Eurydice reports on closure and reopening of schools and education institutions across Europe

20 April 2020

The COVID 19 outbreak is a public health crisis quite different than anything Europe has faced for many years. As education personnel and their trade unions grapple with the outbreak, we are supporting and informing member organisations in any way we can.

The Eurydice research network published an article on 20 April 2020 presenting data on the closure schools and other education institutions at various levels of education. The findings show that that higher education institutions in much of Europe are closed until further notice. The closure of schools in many countries is until early or mid-May, or until further notice, with some countries prioritising reopening for students in exam years. Early childhood education and care is the only level of education in Europe where many countries have allowed institutions to stay open or reopen already.

Some country specific cases within the article include:

  • Germany and Switzerland: Variation in school closures across the country.
  • Luxembourg: upper secondary schools (ISCED 3) will open on 4 May for students in their final year.
  • Austria: upper secondary schools will open on 4 May 2020 for students in the last school year who need to take the national exam (Matura).
  • Czechia: Tertiary education institutions may operate from 20 April 2020 only for individual consultations and examinations.
  • Norway: Higher education institutions are opening from 27 April 2020 for students that are in the end of their degree studies, and who are dependent upon using equipment at the university.

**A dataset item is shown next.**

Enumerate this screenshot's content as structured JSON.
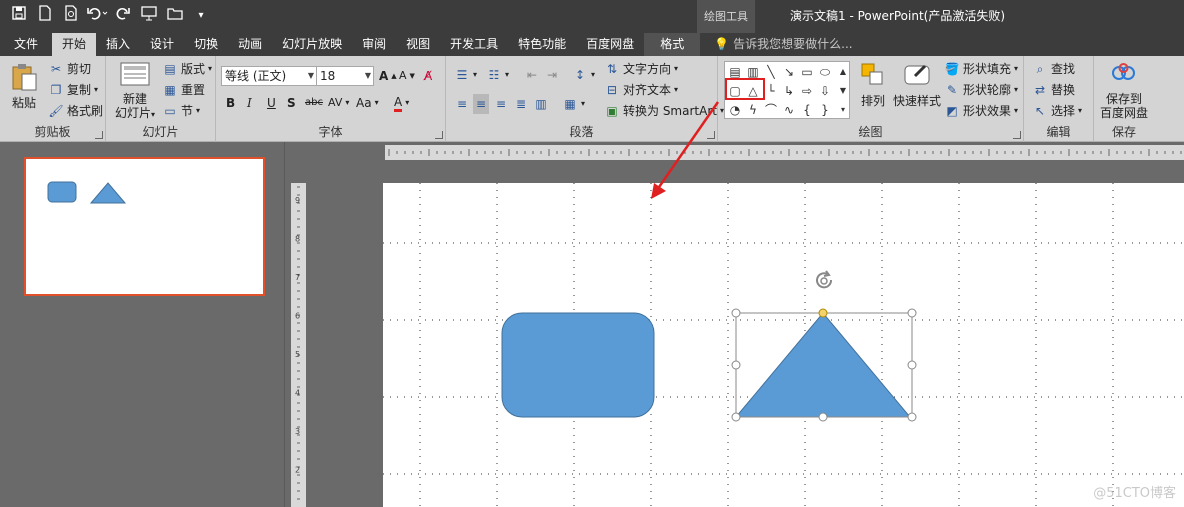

ETUCE recalls that authorities developing exit strategies for educational institutions must consult with trade unions and prioritise the health and safety of students, education personnel and the wider community. ETUCE’s statement on COVID-19 highlights that the physical and mental wellbeing and health of workers cannot be neglected, and that health and safety measures implemented in the workplace must be designed following the recommendations of health and safety authorities and experts. Furthermore, in no way should education personnel at any levels of education, from early childhood to primary, secondary, higher education and research, vocational education and training and adult learning suffer economic or professional detriment for the disruptions caused by the COVID-19 emergency.